- [Supplied material]:
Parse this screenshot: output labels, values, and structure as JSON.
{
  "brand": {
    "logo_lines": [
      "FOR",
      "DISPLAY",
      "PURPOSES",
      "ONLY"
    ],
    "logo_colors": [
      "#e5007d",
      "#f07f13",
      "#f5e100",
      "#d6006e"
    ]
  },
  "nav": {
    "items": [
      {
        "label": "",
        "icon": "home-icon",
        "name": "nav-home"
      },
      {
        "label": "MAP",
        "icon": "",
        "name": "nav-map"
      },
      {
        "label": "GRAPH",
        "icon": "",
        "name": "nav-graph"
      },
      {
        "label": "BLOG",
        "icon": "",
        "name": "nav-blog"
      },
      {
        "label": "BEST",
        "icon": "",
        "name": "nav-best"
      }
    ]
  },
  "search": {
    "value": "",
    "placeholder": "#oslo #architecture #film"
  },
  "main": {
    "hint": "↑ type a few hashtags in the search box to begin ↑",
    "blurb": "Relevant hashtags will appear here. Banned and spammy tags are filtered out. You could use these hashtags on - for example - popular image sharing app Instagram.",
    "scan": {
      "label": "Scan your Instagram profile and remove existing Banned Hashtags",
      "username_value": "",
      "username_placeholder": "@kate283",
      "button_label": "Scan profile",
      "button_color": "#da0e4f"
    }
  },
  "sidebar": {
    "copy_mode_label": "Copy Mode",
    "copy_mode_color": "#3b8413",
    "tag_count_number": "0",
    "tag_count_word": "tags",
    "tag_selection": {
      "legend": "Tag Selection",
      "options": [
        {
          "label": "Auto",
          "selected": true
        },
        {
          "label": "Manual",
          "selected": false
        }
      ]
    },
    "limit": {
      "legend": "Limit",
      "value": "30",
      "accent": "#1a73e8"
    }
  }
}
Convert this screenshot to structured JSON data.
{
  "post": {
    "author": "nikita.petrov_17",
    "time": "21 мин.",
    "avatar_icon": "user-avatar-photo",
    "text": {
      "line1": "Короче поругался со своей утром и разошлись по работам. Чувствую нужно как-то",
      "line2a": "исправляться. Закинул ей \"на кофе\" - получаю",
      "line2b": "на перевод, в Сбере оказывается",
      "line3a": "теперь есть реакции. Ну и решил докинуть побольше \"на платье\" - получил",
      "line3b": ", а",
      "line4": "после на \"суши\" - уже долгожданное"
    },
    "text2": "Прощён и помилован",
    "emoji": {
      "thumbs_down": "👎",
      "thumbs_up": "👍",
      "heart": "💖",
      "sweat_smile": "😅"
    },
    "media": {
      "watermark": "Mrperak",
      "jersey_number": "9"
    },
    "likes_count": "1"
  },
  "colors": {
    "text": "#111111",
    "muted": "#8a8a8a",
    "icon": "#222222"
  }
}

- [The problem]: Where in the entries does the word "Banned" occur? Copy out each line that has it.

- [Finished task]:
    "blurb": "Relevant hashtags will appear here. Banned and spammy tags are filtered out. You could use these hashtags on - for example - popular image sharing app Instagram.",
      "label": "Scan your Instagram profile and remove existing Banned Hashtags",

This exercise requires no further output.